Eating Pork and Talking Murder
By the end of July, as the courtroom went into hiatus for two weeks to give the jury vacation time, the prosecution in the Pickton case had presented its key witnesses. Andrew Bellwood gave the most disturbing testimony and also took the most heat from the defense. He was the 97th witness to date, and an estimated $100 million (Canadian) has been spent on the case.
Bellwood seemed cavalier about sitting down to a pork dinner with Pickton in 1999 — no surprise in that, since it was a pig butchering farm — but it was the day after Pickton had described to Bellwood how he had killed prostitutes before feeding their remains to the pigs. Allegedly, he had sex with the women first and then murdered them there on the grounds. Hacked-off parts were tossed to the pigs, which consumed them, and other parts were mingled in barrels with pig entrails and dumped at a disposal plant. It was an easy operation, Pickton supposedly implied, after he lured them to the farm with the drug of their choice.
Pickton's murder method, Bellwood said, involved gagging the victims, handcuffing them, and using a wire with looped ends. He even acted it out for Bellwood. "He motioned to me he would put them doggy-style on the bed and have intercourse with them," Bellwood described for the jury. "As he was telling me the story, it was almost like there was a woman on the bed. It was like a play."
Defense attorney Adrian Brooks found it hard to believe that after Pickton described such disgusting events, Bellwood then ate a meal with him — especially pork. Bellwood's reply was that Pickton was a "nice fellow" who had loaned him money and he'd decided the story was probably fabricated.
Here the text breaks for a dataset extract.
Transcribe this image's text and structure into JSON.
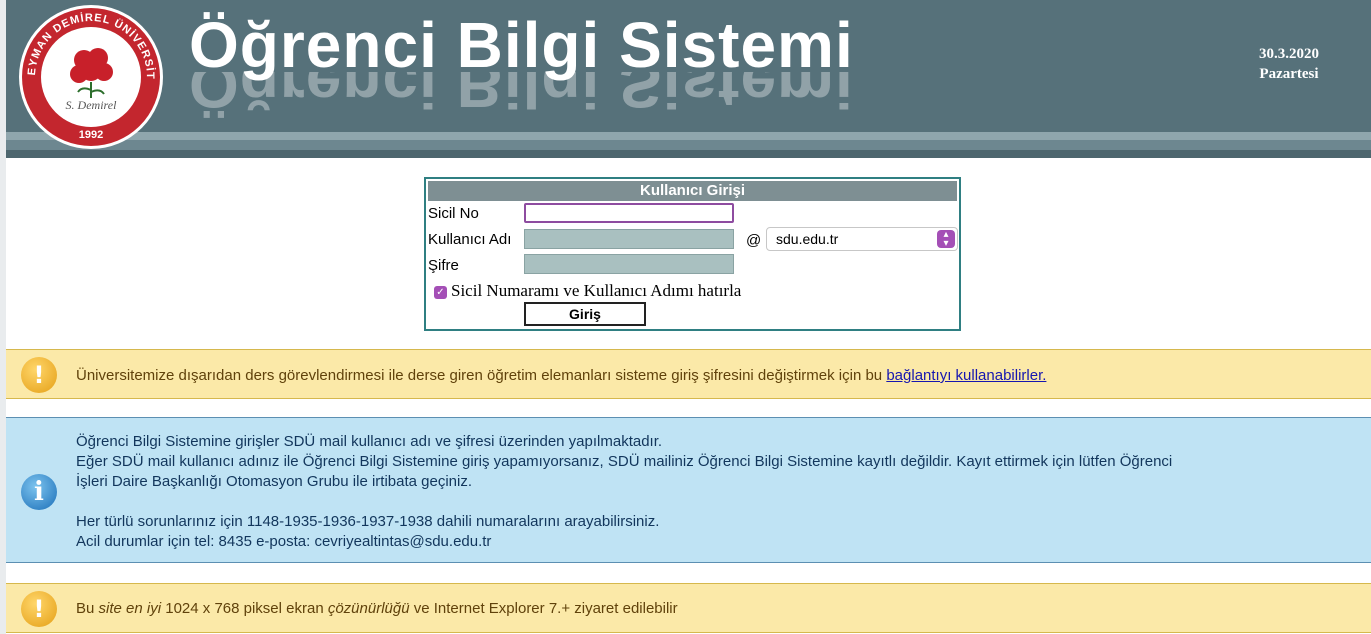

He wasn't about to go to the police, since he himself was using drugs.
Brooks then pointed to a serious inconsistency in the testimony: Bellwood claimed to have been alone with Pickton during the gruesome conversation, but earlier he had said that Lynn Ellingsen was with them. In response, Bellwood blustered that he would not have gone through all that he had over the past five years only to sit there now and lie. He had simply confused two events, he explained, and Ellingsen must have been present for something else.
The credibility of Bellwood's testimony was also threatened by the fact that he had been questioned in association with several missing women in the Edmonton area, presumably the victims of a serial killer. He claimed the police had picked him up because of his association with the Pickton case, implying it was more or less a vicious circle. He had not been charged with anything. However, during the time he stayed on the farm, heard Pickton's supposed re-enactment of murder, and then ate a pork dinner, he was in the midst of a serious addiction to crack cocaine. Yet Bellwood insisted that his memory about the content of the conversation is clear. His addiction did not affect that, and he left the farm soon thereafter.
In mid-July, Justice James Williams indicated that he expects the trial to end earlier than anticipated — "well before" Christmas. It appears to be moving along faster than at first predicted.